Exercise details: All of the data below should be output exactly as given.

***** Records shown *****

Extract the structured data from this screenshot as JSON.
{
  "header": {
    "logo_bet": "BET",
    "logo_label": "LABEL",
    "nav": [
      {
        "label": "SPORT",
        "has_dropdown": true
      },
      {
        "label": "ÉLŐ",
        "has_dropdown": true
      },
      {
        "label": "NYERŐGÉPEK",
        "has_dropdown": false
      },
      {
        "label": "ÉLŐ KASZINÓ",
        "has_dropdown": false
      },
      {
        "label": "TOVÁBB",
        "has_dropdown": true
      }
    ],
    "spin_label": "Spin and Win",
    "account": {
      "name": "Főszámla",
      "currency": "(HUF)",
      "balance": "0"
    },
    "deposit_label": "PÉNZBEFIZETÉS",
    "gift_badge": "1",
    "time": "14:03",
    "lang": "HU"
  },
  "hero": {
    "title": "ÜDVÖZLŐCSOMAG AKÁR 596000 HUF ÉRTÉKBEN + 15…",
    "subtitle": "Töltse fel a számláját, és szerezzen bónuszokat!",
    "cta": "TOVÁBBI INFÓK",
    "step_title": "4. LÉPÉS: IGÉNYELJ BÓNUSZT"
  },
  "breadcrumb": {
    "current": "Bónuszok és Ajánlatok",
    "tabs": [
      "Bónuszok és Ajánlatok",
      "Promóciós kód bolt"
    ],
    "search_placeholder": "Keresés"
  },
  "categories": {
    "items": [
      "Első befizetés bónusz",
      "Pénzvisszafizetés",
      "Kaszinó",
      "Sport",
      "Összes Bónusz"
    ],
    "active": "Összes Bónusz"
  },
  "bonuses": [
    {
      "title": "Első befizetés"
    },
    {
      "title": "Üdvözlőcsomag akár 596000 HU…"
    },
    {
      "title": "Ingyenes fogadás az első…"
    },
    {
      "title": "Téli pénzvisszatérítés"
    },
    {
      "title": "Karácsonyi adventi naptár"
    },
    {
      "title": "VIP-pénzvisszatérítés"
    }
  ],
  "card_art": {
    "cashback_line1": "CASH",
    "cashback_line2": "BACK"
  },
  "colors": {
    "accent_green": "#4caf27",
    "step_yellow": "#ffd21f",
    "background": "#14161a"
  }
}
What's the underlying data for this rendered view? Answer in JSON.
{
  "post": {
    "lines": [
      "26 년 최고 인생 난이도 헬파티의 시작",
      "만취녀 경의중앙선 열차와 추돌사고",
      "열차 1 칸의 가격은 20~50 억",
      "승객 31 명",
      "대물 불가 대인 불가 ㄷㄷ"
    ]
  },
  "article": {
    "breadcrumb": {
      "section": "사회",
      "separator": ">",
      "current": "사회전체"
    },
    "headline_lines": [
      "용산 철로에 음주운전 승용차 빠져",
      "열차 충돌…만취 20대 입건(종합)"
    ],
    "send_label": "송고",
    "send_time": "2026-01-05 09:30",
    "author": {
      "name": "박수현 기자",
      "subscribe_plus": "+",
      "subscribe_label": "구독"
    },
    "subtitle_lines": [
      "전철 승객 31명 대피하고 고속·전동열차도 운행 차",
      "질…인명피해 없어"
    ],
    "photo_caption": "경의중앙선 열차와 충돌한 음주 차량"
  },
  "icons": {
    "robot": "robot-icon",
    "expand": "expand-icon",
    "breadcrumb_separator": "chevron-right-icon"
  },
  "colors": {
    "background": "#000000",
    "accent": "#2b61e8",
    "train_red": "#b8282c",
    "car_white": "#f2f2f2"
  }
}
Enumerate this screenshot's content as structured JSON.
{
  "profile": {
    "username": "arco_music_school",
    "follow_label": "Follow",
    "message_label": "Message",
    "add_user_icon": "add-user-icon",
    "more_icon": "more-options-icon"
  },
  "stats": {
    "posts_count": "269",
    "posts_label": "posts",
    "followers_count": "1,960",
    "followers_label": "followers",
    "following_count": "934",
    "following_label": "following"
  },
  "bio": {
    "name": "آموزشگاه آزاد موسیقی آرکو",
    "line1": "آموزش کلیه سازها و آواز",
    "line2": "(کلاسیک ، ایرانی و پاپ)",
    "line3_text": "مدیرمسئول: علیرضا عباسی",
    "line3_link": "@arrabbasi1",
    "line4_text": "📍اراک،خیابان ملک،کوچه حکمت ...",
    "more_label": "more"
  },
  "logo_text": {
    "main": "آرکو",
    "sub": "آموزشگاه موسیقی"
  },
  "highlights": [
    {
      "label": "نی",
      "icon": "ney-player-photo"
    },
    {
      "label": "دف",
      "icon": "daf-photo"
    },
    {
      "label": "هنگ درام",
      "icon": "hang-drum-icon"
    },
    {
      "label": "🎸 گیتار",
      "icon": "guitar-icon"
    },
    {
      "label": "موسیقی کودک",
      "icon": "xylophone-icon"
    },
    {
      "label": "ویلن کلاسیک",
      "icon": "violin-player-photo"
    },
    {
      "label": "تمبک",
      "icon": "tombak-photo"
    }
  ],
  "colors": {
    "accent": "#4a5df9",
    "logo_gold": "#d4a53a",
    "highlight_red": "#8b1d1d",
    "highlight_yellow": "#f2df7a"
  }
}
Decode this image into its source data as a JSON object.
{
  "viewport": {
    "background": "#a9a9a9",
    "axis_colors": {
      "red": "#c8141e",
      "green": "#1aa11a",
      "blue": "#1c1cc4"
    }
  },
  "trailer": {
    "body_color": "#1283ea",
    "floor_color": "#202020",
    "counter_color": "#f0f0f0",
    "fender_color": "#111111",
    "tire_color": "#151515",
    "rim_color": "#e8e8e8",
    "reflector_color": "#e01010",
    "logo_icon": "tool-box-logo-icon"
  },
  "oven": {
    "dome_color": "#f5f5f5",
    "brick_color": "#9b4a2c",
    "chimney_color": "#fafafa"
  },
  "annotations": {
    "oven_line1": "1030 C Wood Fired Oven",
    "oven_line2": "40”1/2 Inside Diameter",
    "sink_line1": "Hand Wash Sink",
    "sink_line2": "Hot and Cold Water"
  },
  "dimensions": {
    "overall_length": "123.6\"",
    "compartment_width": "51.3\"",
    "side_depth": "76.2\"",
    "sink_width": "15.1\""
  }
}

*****

Exercise response:
Extract the structured data from this screenshot as JSON.
{
  "header": {
    "logo_bet": "BET",
    "logo_label": "LABEL",
    "nav": [
      {
        "label": "SPORT",
        "has_dropdown": true
      },
      {
        "label": "ÉLŐ",
        "has_dropdown": true
      },
      {
        "label": "NYERŐGÉPEK",
        "has_dropdown": false
      },
      {
        "label": "ÉLŐ KASZINÓ",
        "has_dropdown": false
      },
      {
        "label": "TOVÁBB",
        "has_dropdown": true
      }
    ],
    "spin_label": "Spin and Win",
    "account": {
      "name": "Főszámla",
      "currency": "(HUF)",
      "balance": "0"
    },
    "deposit_label": "PÉNZBEFIZETÉS",
    "gift_badge": "1",
    "time": "14:03",
    "lang": "HU"
  },
  "hero": {
    "title": "ÜDVÖZLŐCSOMAG AKÁR 596000 HUF ÉRTÉKBEN + 15…",
    "subtitle": "Töltse fel a számláját, és szerezzen bónuszokat!",
    "cta": "TOVÁBBI INFÓK",
    "step_title": "4. LÉPÉS: IGÉNYELJ BÓNUSZT"
  },
  "breadcrumb": {
    "current": "Bónuszok és Ajánlatok",
    "tabs": [
      "Bónuszok és Ajánlatok",
      "Promóciós kód bolt"
    ],
    "search_placeholder": "Keresés"
  },
  "categories": {
    "items": [
      "Első befizetés bónusz",
      "Pénzvisszafizetés",
      "Kaszinó",
      "Sport",
      "Összes Bónusz"
    ],
    "active": "Összes Bónusz"
  },
  "bonuses": [
    {
      "title": "Első befizetés"
    },
    {
      "title": "Üdvözlőcsomag akár 596000 HU…"
    },
    {
      "title": "Ingyenes fogadás az első…"
    },
    {
      "title": "Téli pénzvisszatérítés"
    },
    {
      "title": "Karácsonyi adventi naptár"
    },
    {
      "title": "VIP-pénzvisszatérítés"
    }
  ],
  "card_art": {
    "cashback_line1": "CASH",
    "cashback_line2": "BACK"
  },
  "colors": {
    "accent_green": "#4caf27",
    "step_yellow": "#ffd21f",
    "background": "#14161a"
  }
}
What's the underlying data for this rendered view? Answer in JSON.
{
  "post": {
    "lines": [
      "26 년 최고 인생 난이도 헬파티의 시작",
      "만취녀 경의중앙선 열차와 추돌사고",
      "열차 1 칸의 가격은 20~50 억",
      "승객 31 명",
      "대물 불가 대인 불가 ㄷㄷ"
    ]
  },
  "article": {
    "breadcrumb": {
      "section": "사회",
      "separator": ">",
      "current": "사회전체"
    },
    "headline_lines": [
      "용산 철로에 음주운전 승용차 빠져",
      "열차 충돌…만취 20대 입건(종합)"
    ],
    "send_label": "송고",
    "send_time": "2026-01-05 09:30",
    "author": {
      "name": "박수현 기자",
      "subscribe_plus": "+",
      "subscribe_label": "구독"
    },
    "subtitle_lines": [
      "전철 승객 31명 대피하고 고속·전동열차도 운행 차",
      "질…인명피해 없어"
    ],
    "photo_caption": "경의중앙선 열차와 충돌한 음주 차량"
  },
  "icons": {
    "robot": "robot-icon",
    "expand": "expand-icon",
    "breadcrumb_separator": "chevron-right-icon"
  },
  "colors": {
    "background": "#000000",
    "accent": "#2b61e8",
    "train_red": "#b8282c",
    "car_white": "#f2f2f2"
  }
}
Enumerate this screenshot's content as structured JSON.
{
  "profile": {
    "username": "arco_music_school",
    "follow_label": "Follow",
    "message_label": "Message",
    "add_user_icon": "add-user-icon",
    "more_icon": "more-options-icon"
  },
  "stats": {
    "posts_count": "269",
    "posts_label": "posts",
    "followers_count": "1,960",
    "followers_label": "followers",
    "following_count": "934",
    "following_label": "following"
  },
  "bio": {
    "name": "آموزشگاه آزاد موسیقی آرکو",
    "line1": "آموزش کلیه سازها و آواز",
    "line2": "(کلاسیک ، ایرانی و پاپ)",
    "line3_text": "مدیرمسئول: علیرضا عباسی",
    "line3_link": "@arrabbasi1",
    "line4_text": "📍اراک،خیابان ملک،کوچه حکمت ...",
    "more_label": "more"
  },
  "logo_text": {
    "main": "آرکو",
    "sub": "آموزشگاه موسیقی"
  },
  "highlights": [
    {
      "label": "نی",
      "icon": "ney-player-photo"
    },
    {
      "label": "دف",
      "icon": "daf-photo"
    },
    {
      "label": "هنگ درام",
      "icon": "hang-drum-icon"
    },
    {
      "label": "🎸 گیتار",
      "icon": "guitar-icon"
    },
    {
      "label": "موسیقی کودک",
      "icon": "xylophone-icon"
    },
    {
      "label": "ویلن کلاسیک",
      "icon": "violin-player-photo"
    },
    {
      "label": "تمبک",
      "icon": "tombak-photo"
    }
  ],
  "colors": {
    "accent": "#4a5df9",
    "logo_gold": "#d4a53a",
    "highlight_red": "#8b1d1d",
    "highlight_yellow": "#f2df7a"
  }
}
Decode this image into its source data as a JSON object.
{
  "viewport": {
    "background": "#a9a9a9",
    "axis_colors": {
      "red": "#c8141e",
      "green": "#1aa11a",
      "blue": "#1c1cc4"
    }
  },
  "trailer": {
    "body_color": "#1283ea",
    "floor_color": "#202020",
    "counter_color": "#f0f0f0",
    "fender_color": "#111111",
    "tire_color": "#151515",
    "rim_color": "#e8e8e8",
    "reflector_color": "#e01010",
    "logo_icon": "tool-box-logo-icon"
  },
  "oven": {
    "dome_color": "#f5f5f5",
    "brick_color": "#9b4a2c",
    "chimney_color": "#fafafa"
  },
  "annotations": {
    "oven_line1": "1030 C Wood Fired Oven",
    "oven_line2": "40”1/2 Inside Diameter",
    "sink_line1": "Hand Wash Sink",
    "sink_line2": "Hot and Cold Water"
  },
  "dimensions": {
    "overall_length": "123.6\"",
    "compartment_width": "51.3\"",
    "side_depth": "76.2\"",
    "sink_width": "15.1\""
  }
}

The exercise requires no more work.